--- Dataset Enclosed Below ---

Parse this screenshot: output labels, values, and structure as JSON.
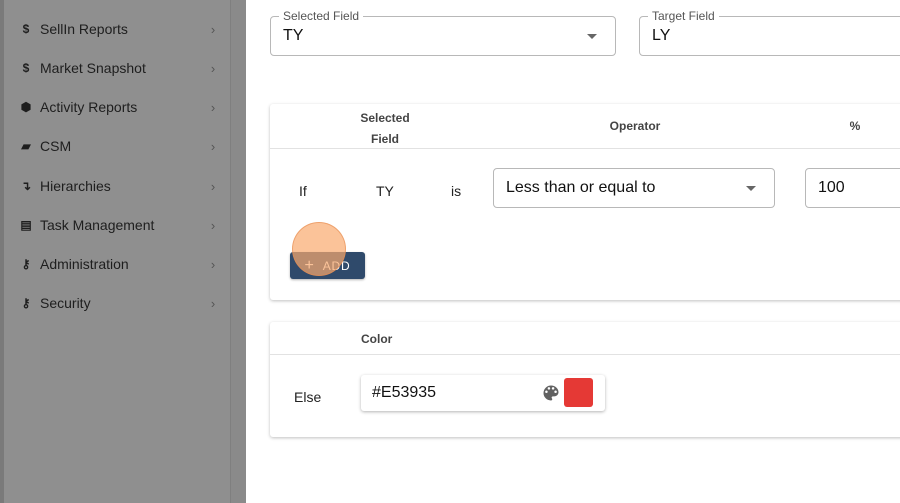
{
  "sidebar": {
    "items": [
      {
        "label": "SellIn Reports",
        "icon": "dollar-icon",
        "glyph": "$"
      },
      {
        "label": "Market Snapshot",
        "icon": "dollar-icon",
        "glyph": "$"
      },
      {
        "label": "Activity Reports",
        "icon": "cube-icon",
        "glyph": "⬢"
      },
      {
        "label": "CSM",
        "icon": "book-icon",
        "glyph": "▰"
      },
      {
        "label": "Hierarchies",
        "icon": "arrow-down-icon",
        "glyph": "↴"
      },
      {
        "label": "Task Management",
        "icon": "task-list-icon",
        "glyph": "▤"
      },
      {
        "label": "Administration",
        "icon": "key-icon",
        "glyph": "⚷"
      },
      {
        "label": "Security",
        "icon": "key-icon",
        "glyph": "⚷"
      }
    ],
    "chevron": "›"
  },
  "fields": {
    "selected_field": {
      "legend": "Selected Field",
      "value": "TY"
    },
    "target_field": {
      "legend": "Target Field",
      "value": "LY"
    }
  },
  "rules_table": {
    "headers": {
      "selected_field_line1": "Selected",
      "selected_field_line2": "Field",
      "operator": "Operator",
      "percent": "%"
    },
    "row": {
      "if": "If",
      "field": "TY",
      "is": "is",
      "operator": "Less than or equal to",
      "value": "100"
    },
    "add_button": {
      "plus": "+",
      "label": "ADD"
    }
  },
  "else_table": {
    "headers": {
      "color": "Color"
    },
    "row": {
      "else": "Else",
      "color_value": "#E53935"
    }
  },
  "colors": {
    "swatch": "#e53935",
    "add_button": "#2f4a6b"
  }
}
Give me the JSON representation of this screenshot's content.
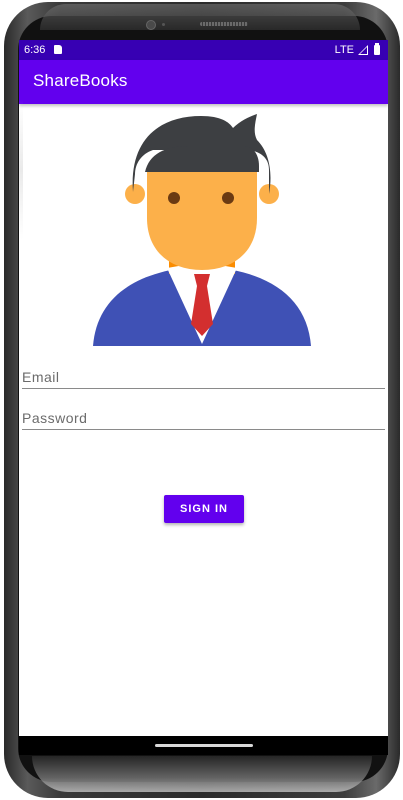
{
  "status_bar": {
    "time": "6:36",
    "network": "LTE",
    "sd_card_icon": "sd-card-icon",
    "signal_icon": "signal-icon",
    "battery_icon": "battery-icon"
  },
  "app_bar": {
    "title": "ShareBooks"
  },
  "avatar": {
    "icon": "businessman-avatar-icon",
    "colors": {
      "hair": "#3d3f42",
      "skin": "#fcb04a",
      "neck": "#fb8c00",
      "suit": "#3f51b5",
      "shirt": "#ffffff",
      "tie": "#d32f2f"
    }
  },
  "form": {
    "email_placeholder": "Email",
    "email_value": "",
    "password_placeholder": "Password",
    "password_value": ""
  },
  "sign_in": {
    "label": "SIGN IN"
  },
  "theme": {
    "primary": "#6200ee",
    "primary_dark": "#3700b3",
    "on_primary": "#ffffff"
  }
}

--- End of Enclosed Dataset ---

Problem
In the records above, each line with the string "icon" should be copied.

Solution
        "icon": "dollar-icon",
        "icon": "dollar-icon",
        "icon": "cube-icon",
        "icon": "book-icon",
        "icon": "arrow-down-icon",
        "icon": "task-list-icon",
        "icon": "key-icon",
        "icon": "key-icon",
    "sd_card_icon": "sd-card-icon",
    "signal_icon": "signal-icon",
    "battery_icon": "battery-icon"
    "icon": "businessman-avatar-icon",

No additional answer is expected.